David van Duin

In an observational study, patients with carbapenem-resistant Enterobacteriaceae — or CRE — infections who were started on Avycaz had a 23% reduced risk for death compared with patients who were started on colistin.

Moreover, patients started on Avycaz (ceftazidime/avibactam, Allergan) had a 64% chance of a better outcome compared with patients treated with colistin, David van Duin, MD, PhD, associate professor of medicine at the University of North Carolina, and colleagues reported in Clinical Infectious Diseases.

“Ceftazidime/avibactam, as a beta-lactam agent, not surprisingly appears to perform much better than colistin in the treatment of CRE infections,” van Duin told Infectious Disease News.

Colistin fell out of favor decades ago because of its toxicity but has been used recently as a last resort to treat multidrug-resistant infections. The first transferable gene for resistance to colistin, mcr-1, was discovered 2 years ago and has been detected worldwide in animals and people, including in the United States.

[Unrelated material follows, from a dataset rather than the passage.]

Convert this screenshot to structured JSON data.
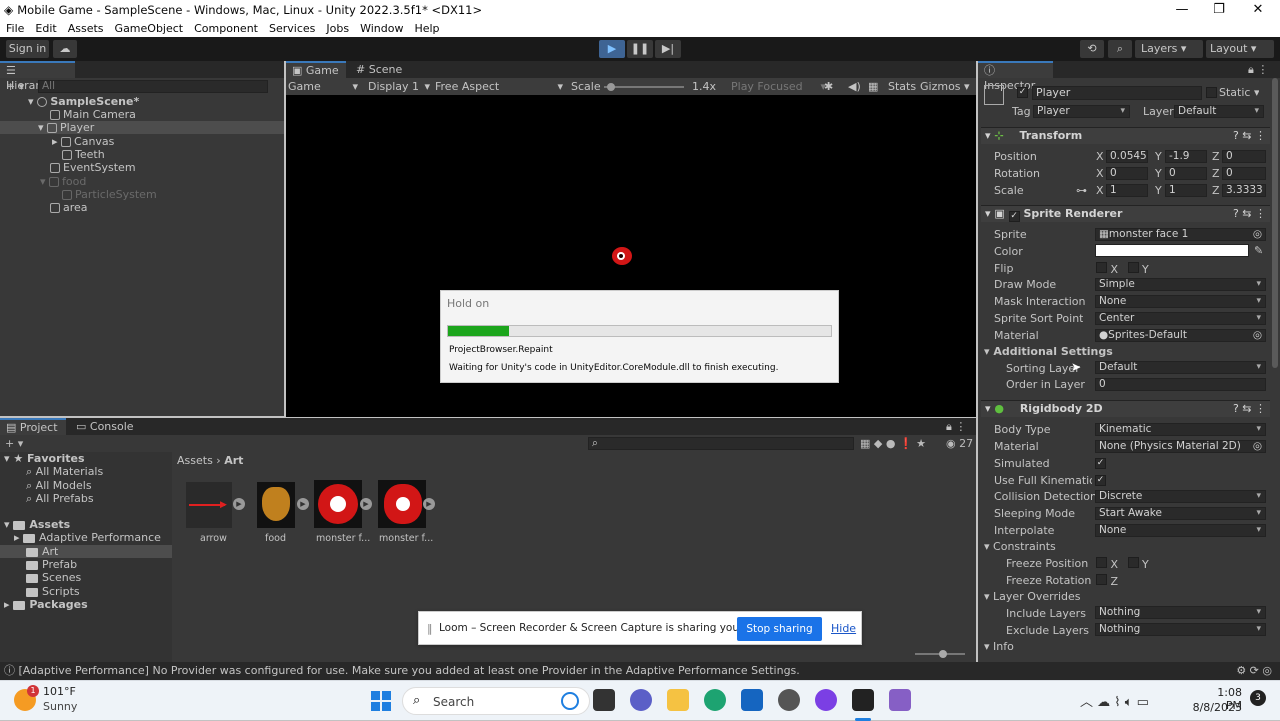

“Polymyxins were largely abandoned in the 1950s for limited efficacy and toxicity concerns in favor of newer drugs, including aminoglycosides,” van Duin said. “It is therefore not surprising that if you have a beta-lactam agent that actually works in vitro, it will result in better outcomes for your patients. I think with new agents for CRE, colistin resistance — at least in Enterobacteriaceae — will be of mostly academic interest, with a limited clinical impact.”

Van Duin and colleagues studied the outcomes of 137 patients with cultured CRE infections who were initially treated with either ceftazidime/avibactam or colistin. The patients were part the CRACKLE study — the consortium on resistance against carbapenems in patients with Klebsiella and other Enterobacteriaceae. They were from 18 hospitals, predominantly in the Great Lakes region, and received treatment between Dec. 24, 2011, to May 1, 2016.

For just over 3 years of the study, only data on patients with carbapenem-resistant K. pneumoniae were collected. After that, all patients with any CRE were included. The most common infections were those of the bloodstream or respiratory system.

According to van Duin and colleagues, among 38 patients first treated with ceftazidime/avibactam, the inverse probability of treatment weighting (IPTW)-adjusted all-cause hospital mortality at 30 days after starting treatment was 9% compared with 32% in 99 patients treated first with colistin, a difference of 23% (95% bootstrap CI, 9% to 35%). Patients in the ceftazidime/avibactam arm had an IPTW-adjusted 64% probability of a better outcome than those started on colistin (95% CI, 57% to 71%) — a key measure of superiority, van Duin and colleagues noted.


“The importance of patient-centered outcomes that go beyond mortality is increasingly recognized,” van Duin and colleagues wrote. “Recently, several states of health were deemed by patients to be even worse than death, suggesting that patient-centered quality-of-life outcomes are important to measure.”

The results show that ceftazidime/avibactam “may be a reasonable alternative to colistin” to treat K. pneumoniae carbapenemase-producing CRE infections, but van Duin and colleagues said their findings require confirmation in a randomized controlled trial.

“The only reason we did this comparison is because randomized controlled trial comparative data are not available,” van Duin said. “Whenever treatments are compared in observational studies, caution should be applied as different patients are treated differently for a reason. We have tried to adjust for this through statistical methods, but you can only adjust for what you can measure. This is why randomization is key.”

Van Duin also noted that reports of ceftazidime/avibactam resistance have already emerged. The resistance has been classified as “rapid” and “concerning” by other researchers. – by Gerard Gallagher


Van Duin D, et al. Clin Infect Dis. 2017;doi:10.1093/cid/cix783.

Disclosure: Van Duin reports serving on advisory boards for Allergan, Achaogen, Shionogi, Tetraphase, Sanofi-Pasteur, MedImmune and Astellas, and receiving research funding from Steris Inc. and Scynexis. Please see the study for all other authors’ relevant financial disclosures.